= What you are asked to do =
Each line of the data below that contains "this" must be copied.

(Component data from apps and pages)
···
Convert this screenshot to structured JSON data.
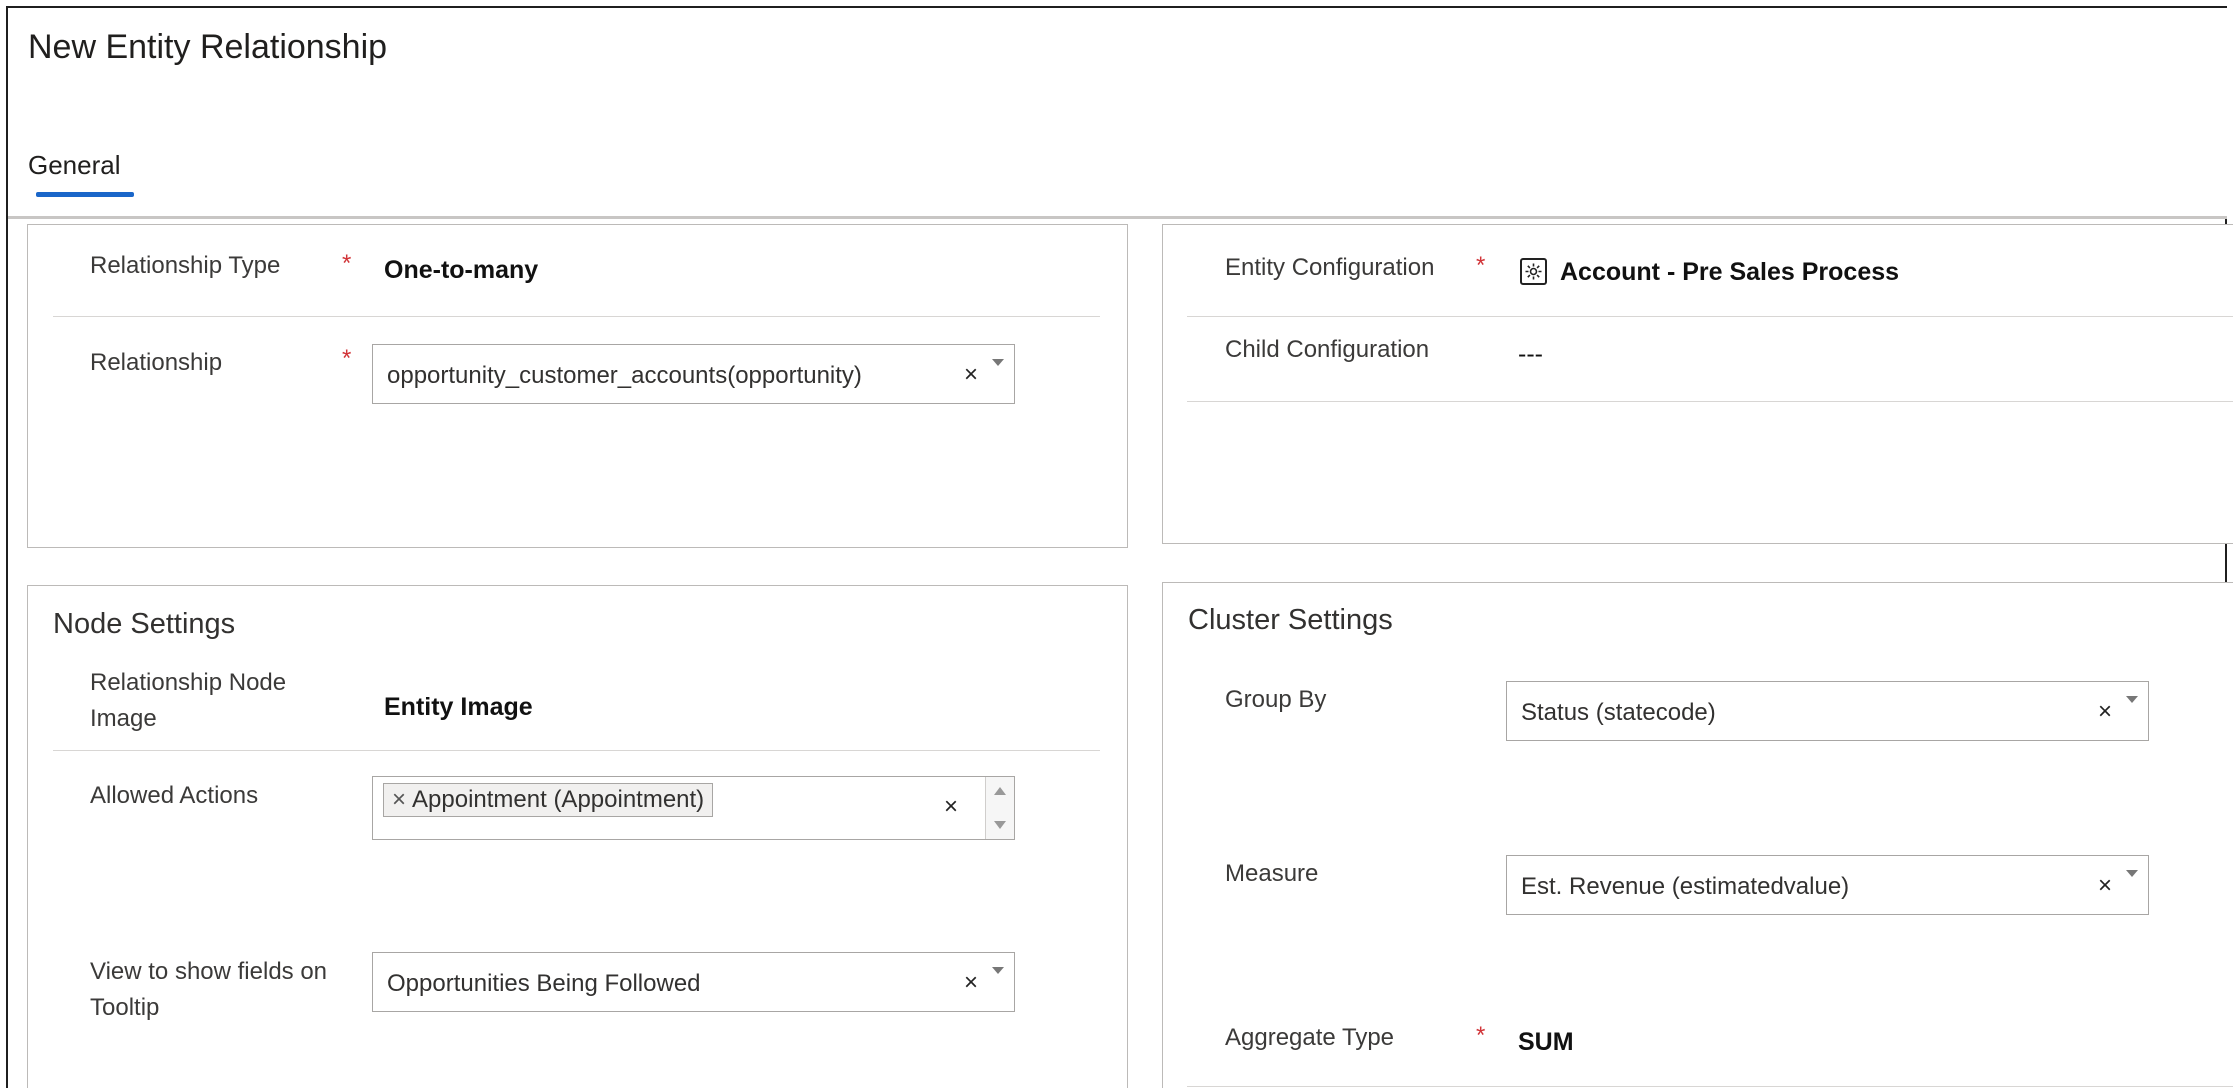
{
  "window": {
    "title": "New Entity Relationship"
  },
  "tabs": [
    {
      "label": "General"
    }
  ],
  "relationship_section": {
    "relationship_type": {
      "label": "Relationship Type",
      "value": "One-to-many"
    },
    "relationship": {
      "label": "Relationship",
      "value": "opportunity_customer_accounts(opportunity)"
    }
  },
  "configuration_section": {
    "entity_configuration": {
      "label": "Entity Configuration",
      "value": "Account - Pre Sales Process",
      "icon": "entity-config-icon"
    },
    "child_configuration": {
      "label": "Child Configuration",
      "value": "---"
    }
  },
  "node_settings": {
    "title": "Node Settings",
    "relationship_node_image": {
      "label": "Relationship Node Image",
      "value": "Entity Image"
    },
    "allowed_actions": {
      "label": "Allowed Actions",
      "tags": [
        "Appointment (Appointment)"
      ]
    },
    "tooltip_view": {
      "label": "View to show fields on Tooltip",
      "value": "Opportunities Being Followed"
    }
  },
  "cluster_settings": {
    "title": "Cluster Settings",
    "group_by": {
      "label": "Group By",
      "value": "Status (statecode)"
    },
    "measure": {
      "label": "Measure",
      "value": "Est. Revenue (estimatedvalue)"
    },
    "aggregate_type": {
      "label": "Aggregate Type",
      "value": "SUM"
    }
  },
  "common": {
    "required_marker": "*",
    "clear_glyph": "×"
  },
  "colors": {
    "accent": "#1a66c9",
    "required": "#d13438"
  }
}
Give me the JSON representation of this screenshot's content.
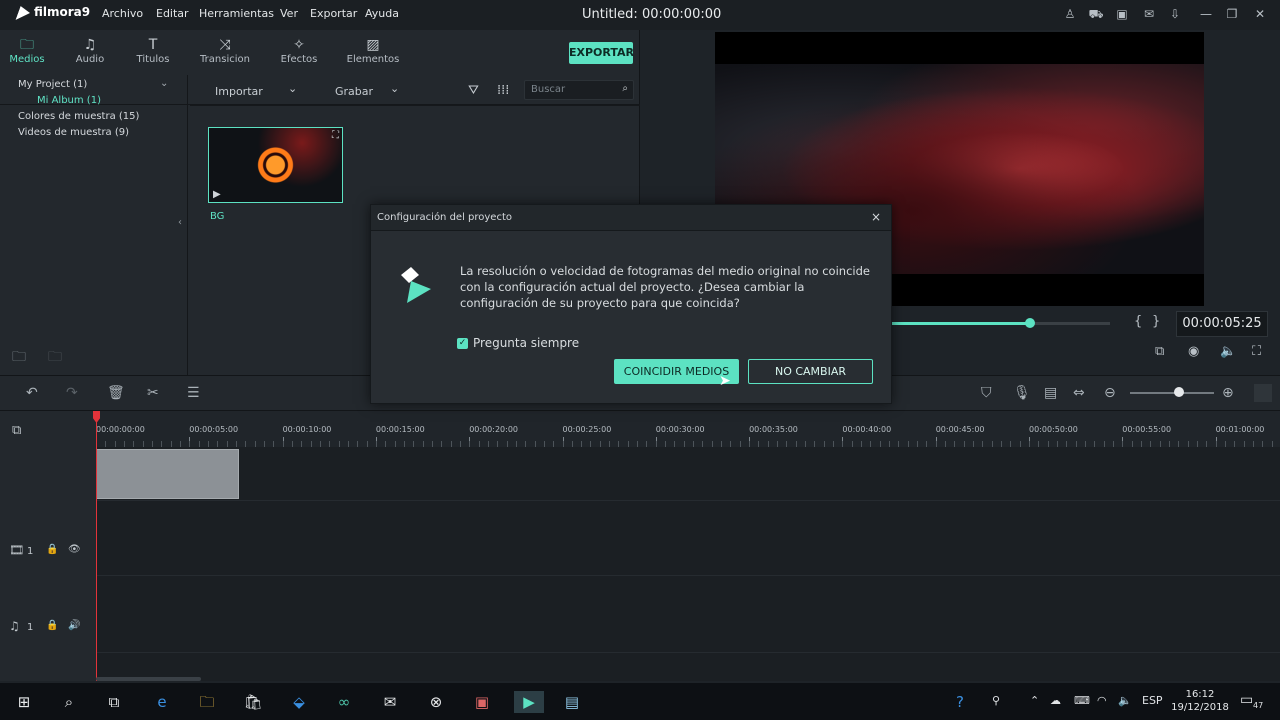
{
  "app": {
    "logo": "filmora9",
    "menu": [
      "Archivo",
      "Editar",
      "Herramientas",
      "Ver",
      "Exportar",
      "Ayuda"
    ],
    "title": "Untitled:",
    "title_time": "00:00:00:00"
  },
  "tabs": [
    {
      "label": "Medios",
      "icon": "folder-icon"
    },
    {
      "label": "Audio",
      "icon": "music-note-icon"
    },
    {
      "label": "Titulos",
      "icon": "text-icon"
    },
    {
      "label": "Transicion",
      "icon": "transition-icon"
    },
    {
      "label": "Efectos",
      "icon": "effects-icon"
    },
    {
      "label": "Elementos",
      "icon": "elements-icon"
    }
  ],
  "export_label": "EXPORTAR",
  "tree": {
    "project": "My Project (1)",
    "album": "Mi Album (1)",
    "colors": "Colores de muestra (15)",
    "videos": "Videos de muestra (9)"
  },
  "mediabar": {
    "import": "Importar",
    "record": "Grabar",
    "search_placeholder": "Buscar"
  },
  "media": {
    "name": "BG"
  },
  "preview": {
    "timecode": "00:00:05:25",
    "progress": 0.65
  },
  "ruler": [
    "00:00:00:00",
    "00:00:05:00",
    "00:00:10:00",
    "00:00:15:00",
    "00:00:20:00",
    "00:00:25:00",
    "00:00:30:00",
    "00:00:35:00",
    "00:00:40:00",
    "00:00:45:00",
    "00:00:50:00",
    "00:00:55:00",
    "00:01:00:00"
  ],
  "tracks": {
    "video_num": "1",
    "audio_num": "1"
  },
  "dialog": {
    "title": "Configuración del proyecto",
    "close": "×",
    "message": "La resolución o velocidad de fotogramas del medio original no coincide con la configuración actual del proyecto. ¿Desea cambiar la configuración de su proyecto para que coincida?",
    "checkbox_label": "Pregunta siempre",
    "checkbox_checked": true,
    "match_button": "COINCIDIR MEDIOS",
    "keep_button": "NO CAMBIAR"
  },
  "taskbar": {
    "lang": "ESP",
    "time": "16:12",
    "date": "19/12/2018",
    "notif_count": "47"
  },
  "colors": {
    "accent": "#5ce2c2",
    "playhead": "#e2333a"
  }
}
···
= Solved exercise =
Convert this screenshot to structured JSON data.
Give me the JSON representation of this screenshot's content.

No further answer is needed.